The Polish Constitution of the 3rd of May 1791, while never actually instituted, remains nonetheless an object of great pride in the history or Poland. It is recognized as the second earliest document of its kind, created just a few years after the Constitution of the United States of America.
The Polish Constitution was created during one of the most tragic and traumatic moments in the country’s history. The Republic of Poland, after the first partition had become only a shadow of its former self as a sovereign state. The loss of huge territories to powerful neighbors, resulted in a crisis of escalating proportions. Parliament was in a state of paralysis and the king’s rule had been rendered impotent as reflected in the weakness of Poland’s military.
Just when the dream for a rebirth of the Republic of Poland was dying as the embers of a burnt out fire, a flame of hope was ignited. This was due to the fact that Poland’s menacing neighbors in the late 80’s of the 18th Century had begun to quarrel among themselves. Russia, in league with Austria, was now involved in a war with Turkey which enjoyed the support of the Prussians.

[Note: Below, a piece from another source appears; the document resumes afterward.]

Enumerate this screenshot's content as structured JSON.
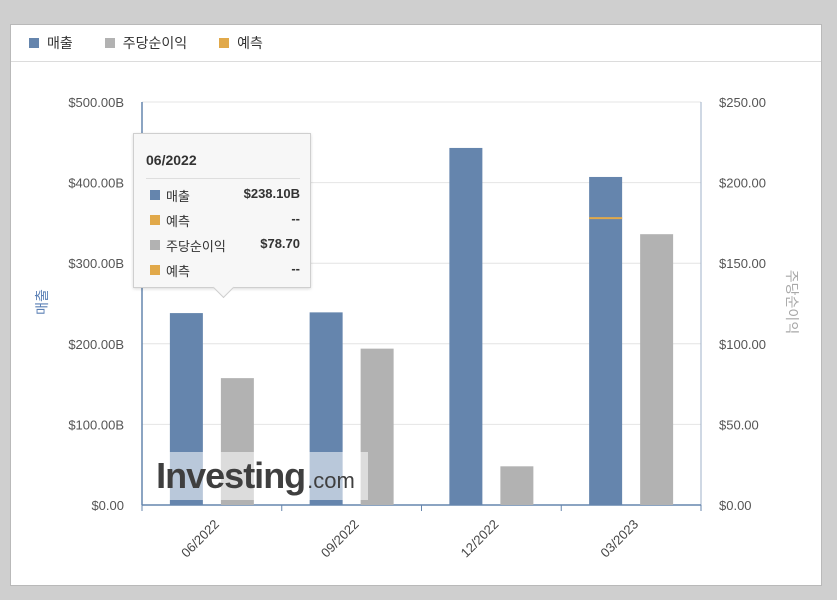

In 1788, as the czar’s army hurriedly left Poland for Crimea, Catherine the Great of Russia begrudgingly agreed to certain reforms for Poland.
In October of 1788, the Four Year Parliament returned to session. It had recreated itself into a legal confederacy, overruling the practice of dissolution. This Parliament under the leadership of Stanislaw Malachowski, proposed many programs and created a legion of commissions with the objectives of obtaining Polish independence and reunification as well as reviving the economy.
After a treaty with Prussia in March of 1790, an election was called to create a new group of delegates to help expedite the work of Parliament. The most important moment arrived on the 3rd of May, 1791 when the carefully selected delegates, with the agreement of Malachowski as well as the knowledge of the King, Stanislaw August Poniatowski, unveiled a project, prepared in secrecy by Father Hugo Kollataj’s group, and declared it “A Constitution for the Republic”. The Constitution was signed by the King.
All seemed so simple and the soldiers and populace celebrated joyously on Castle Square as news of the Constitution spread. It’s language was actually quite modern and progressive in tone, supporting reforms and eradicating many of the deficiencies of the old Republic.
Alas, Poland’s powerful neighbors as well as corrupt and cowardly internal forces did not allow for the passage of a single bill propounded by the Constitution. The resulting bitterness and discouragement culminated in the second partitioning of Poland in January, 1793 when the nation fell to foreign powers, to be occupied for over a century.
Nevertheless, the fact that this Constitution actually saw the light of day will remain a point of great pride in Polish history. Fittingly, May 3 is celebrated in honor of the Virgin Mary, the Queen of Poland.
Fr Jerzy Kusy
translated by Sophia Wisniewski